Reproduce every record below exactly as written, but leave out any pictures.

= Beginning of Section =

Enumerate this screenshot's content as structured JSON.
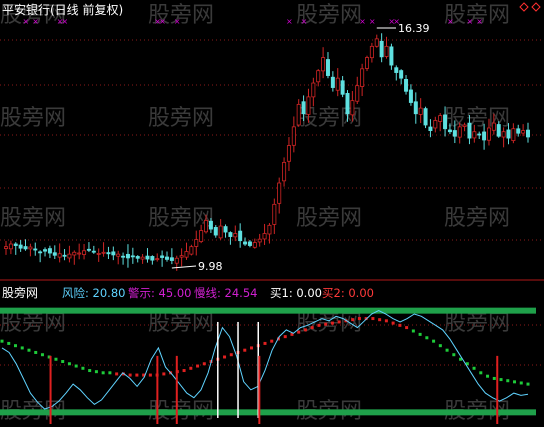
{
  "main": {
    "title": "平安银行(日线 前复权)",
    "max_label": "16.39",
    "min_label": "9.98"
  },
  "watermark": "股旁网",
  "indicator": {
    "brand": "股旁网",
    "items": [
      {
        "label": "风险: 20.80",
        "color": "#5fd3ff"
      },
      {
        "label": "警示: 45.00",
        "color": "#d020d0"
      },
      {
        "label": "慢线: 24.54",
        "color": "#d020d0"
      },
      {
        "label": "买1: 0.00",
        "color": "#ffffff"
      },
      {
        "label": "买2: 0.00",
        "color": "#ff3a3a"
      }
    ]
  },
  "colors": {
    "up": "#d02525",
    "down": "#5fe0e0",
    "marker": "#d000d0",
    "green": "#1fa04a",
    "risk": "#5fd3ff",
    "slow_green": "#1ecb3a",
    "slow_red": "#e02020",
    "grid": "#8b1a1a"
  },
  "chart_data": [
    {
      "type": "candlestick",
      "title": "平安银行(日线 前复权)",
      "annotations": [
        "16.39",
        "9.98"
      ],
      "price_high": 16.39,
      "price_low": 9.98,
      "close_series": [
        10.55,
        10.62,
        10.58,
        10.51,
        10.49,
        10.54,
        10.46,
        10.4,
        10.43,
        10.38,
        10.32,
        10.36,
        10.3,
        10.35,
        10.4,
        10.38,
        10.44,
        10.47,
        10.41,
        10.37,
        10.4,
        10.36,
        10.33,
        10.35,
        10.29,
        10.25,
        10.28,
        10.24,
        10.27,
        10.22,
        10.19,
        10.23,
        10.26,
        10.21,
        10.18,
        10.24,
        10.31,
        10.42,
        10.55,
        10.74,
        10.98,
        11.25,
        11.02,
        10.86,
        11.1,
        10.94,
        10.82,
        10.9,
        10.71,
        10.62,
        10.58,
        10.66,
        10.75,
        10.9,
        11.12,
        11.68,
        12.25,
        12.8,
        13.25,
        13.75,
        14.35,
        14.1,
        14.55,
        14.92,
        15.25,
        15.6,
        15.12,
        14.8,
        15.05,
        14.62,
        14.1,
        14.45,
        14.85,
        15.3,
        15.6,
        15.9,
        16.1,
        15.62,
        15.9,
        15.4,
        15.2,
        15.05,
        14.7,
        14.4,
        14.1,
        14.25,
        13.8,
        13.65,
        13.92,
        14.05,
        13.7,
        13.62,
        13.5,
        13.75,
        13.8,
        13.45,
        13.62,
        13.55,
        13.4,
        13.72,
        13.85,
        13.5,
        13.62,
        13.45,
        13.7,
        13.58,
        13.65,
        13.48
      ]
    },
    {
      "type": "line",
      "series": [
        {
          "name": "风险",
          "last": 20.8
        },
        {
          "name": "警示",
          "last": 45.0
        },
        {
          "name": "慢线",
          "last": 24.54
        },
        {
          "name": "买1",
          "last": 0.0
        },
        {
          "name": "买2",
          "last": 0.0
        }
      ],
      "risk": [
        62,
        58,
        48,
        35,
        22,
        14,
        8,
        10,
        15,
        22,
        30,
        25,
        18,
        12,
        16,
        24,
        32,
        40,
        35,
        28,
        36,
        52,
        62,
        45,
        38,
        30,
        22,
        18,
        25,
        40,
        62,
        80,
        72,
        55,
        32,
        25,
        28,
        42,
        60,
        72,
        78,
        75,
        80,
        82,
        85,
        88,
        86,
        90,
        88,
        84,
        80,
        86,
        92,
        95,
        92,
        88,
        85,
        88,
        92,
        90,
        86,
        82,
        78,
        70,
        60,
        50,
        40,
        30,
        22,
        18,
        15,
        18,
        22,
        20,
        21
      ],
      "slow_green": [
        68,
        66,
        64,
        62,
        60,
        58,
        56,
        54,
        52,
        50,
        48,
        46,
        44,
        42,
        41,
        40,
        40,
        39,
        39,
        38,
        38,
        38,
        38,
        38,
        39,
        40,
        41,
        42,
        44,
        46,
        48,
        50,
        52,
        54,
        56,
        58,
        60,
        62,
        64,
        66,
        68,
        70,
        72,
        74,
        76,
        78,
        80,
        82,
        83,
        84,
        85,
        86,
        87,
        88,
        88,
        88,
        87,
        86,
        84,
        82,
        80,
        77,
        74,
        71,
        68,
        64,
        60,
        56,
        52,
        48,
        44,
        40,
        37,
        35,
        34,
        33,
        32,
        31,
        30
      ],
      "slow_red_from": 17,
      "slow_red_to": 60,
      "buy1_bars": [
        32,
        35,
        38
      ],
      "buy2_bars": [
        10,
        32,
        36,
        53,
        102
      ],
      "green_levels": [
        95,
        5
      ]
    }
  ]
}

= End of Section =

● **Solution**
Enumerate this screenshot's content as structured JSON.
{
  "main": {
    "title": "平安银行(日线 前复权)",
    "max_label": "16.39",
    "min_label": "9.98"
  },
  "watermark": "股旁网",
  "indicator": {
    "brand": "股旁网",
    "items": [
      {
        "label": "风险: 20.80",
        "color": "#5fd3ff"
      },
      {
        "label": "警示: 45.00",
        "color": "#d020d0"
      },
      {
        "label": "慢线: 24.54",
        "color": "#d020d0"
      },
      {
        "label": "买1: 0.00",
        "color": "#ffffff"
      },
      {
        "label": "买2: 0.00",
        "color": "#ff3a3a"
      }
    ]
  },
  "colors": {
    "up": "#d02525",
    "down": "#5fe0e0",
    "marker": "#d000d0",
    "green": "#1fa04a",
    "risk": "#5fd3ff",
    "slow_green": "#1ecb3a",
    "slow_red": "#e02020",
    "grid": "#8b1a1a"
  },
  "chart_data": [
    {
      "type": "candlestick",
      "title": "平安银行(日线 前复权)",
      "annotations": [
        "16.39",
        "9.98"
      ],
      "price_high": 16.39,
      "price_low": 9.98,
      "close_series": [
        10.55,
        10.62,
        10.58,
        10.51,
        10.49,
        10.54,
        10.46,
        10.4,
        10.43,
        10.38,
        10.32,
        10.36,
        10.3,
        10.35,
        10.4,
        10.38,
        10.44,
        10.47,
        10.41,
        10.37,
        10.4,
        10.36,
        10.33,
        10.35,
        10.29,
        10.25,
        10.28,
        10.24,
        10.27,
        10.22,
        10.19,
        10.23,
        10.26,
        10.21,
        10.18,
        10.24,
        10.31,
        10.42,
        10.55,
        10.74,
        10.98,
        11.25,
        11.02,
        10.86,
        11.1,
        10.94,
        10.82,
        10.9,
        10.71,
        10.62,
        10.58,
        10.66,
        10.75,
        10.9,
        11.12,
        11.68,
        12.25,
        12.8,
        13.25,
        13.75,
        14.35,
        14.1,
        14.55,
        14.92,
        15.25,
        15.6,
        15.12,
        14.8,
        15.05,
        14.62,
        14.1,
        14.45,
        14.85,
        15.3,
        15.6,
        15.9,
        16.1,
        15.62,
        15.9,
        15.4,
        15.2,
        15.05,
        14.7,
        14.4,
        14.1,
        14.25,
        13.8,
        13.65,
        13.92,
        14.05,
        13.7,
        13.62,
        13.5,
        13.75,
        13.8,
        13.45,
        13.62,
        13.55,
        13.4,
        13.72,
        13.85,
        13.5,
        13.62,
        13.45,
        13.7,
        13.58,
        13.65,
        13.48
      ]
    },
    {
      "type": "line",
      "series": [
        {
          "name": "风险",
          "last": 20.8
        },
        {
          "name": "警示",
          "last": 45.0
        },
        {
          "name": "慢线",
          "last": 24.54
        },
        {
          "name": "买1",
          "last": 0.0
        },
        {
          "name": "买2",
          "last": 0.0
        }
      ],
      "risk": [
        62,
        58,
        48,
        35,
        22,
        14,
        8,
        10,
        15,
        22,
        30,
        25,
        18,
        12,
        16,
        24,
        32,
        40,
        35,
        28,
        36,
        52,
        62,
        45,
        38,
        30,
        22,
        18,
        25,
        40,
        62,
        80,
        72,
        55,
        32,
        25,
        28,
        42,
        60,
        72,
        78,
        75,
        80,
        82,
        85,
        88,
        86,
        90,
        88,
        84,
        80,
        86,
        92,
        95,
        92,
        88,
        85,
        88,
        92,
        90,
        86,
        82,
        78,
        70,
        60,
        50,
        40,
        30,
        22,
        18,
        15,
        18,
        22,
        20,
        21
      ],
      "slow_green": [
        68,
        66,
        64,
        62,
        60,
        58,
        56,
        54,
        52,
        50,
        48,
        46,
        44,
        42,
        41,
        40,
        40,
        39,
        39,
        38,
        38,
        38,
        38,
        38,
        39,
        40,
        41,
        42,
        44,
        46,
        48,
        50,
        52,
        54,
        56,
        58,
        60,
        62,
        64,
        66,
        68,
        70,
        72,
        74,
        76,
        78,
        80,
        82,
        83,
        84,
        85,
        86,
        87,
        88,
        88,
        88,
        87,
        86,
        84,
        82,
        80,
        77,
        74,
        71,
        68,
        64,
        60,
        56,
        52,
        48,
        44,
        40,
        37,
        35,
        34,
        33,
        32,
        31,
        30
      ],
      "slow_red_from": 17,
      "slow_red_to": 60,
      "buy1_bars": [
        32,
        35,
        38
      ],
      "buy2_bars": [
        10,
        32,
        36,
        53,
        102
      ],
      "green_levels": [
        95,
        5
      ]
    }
  ]
}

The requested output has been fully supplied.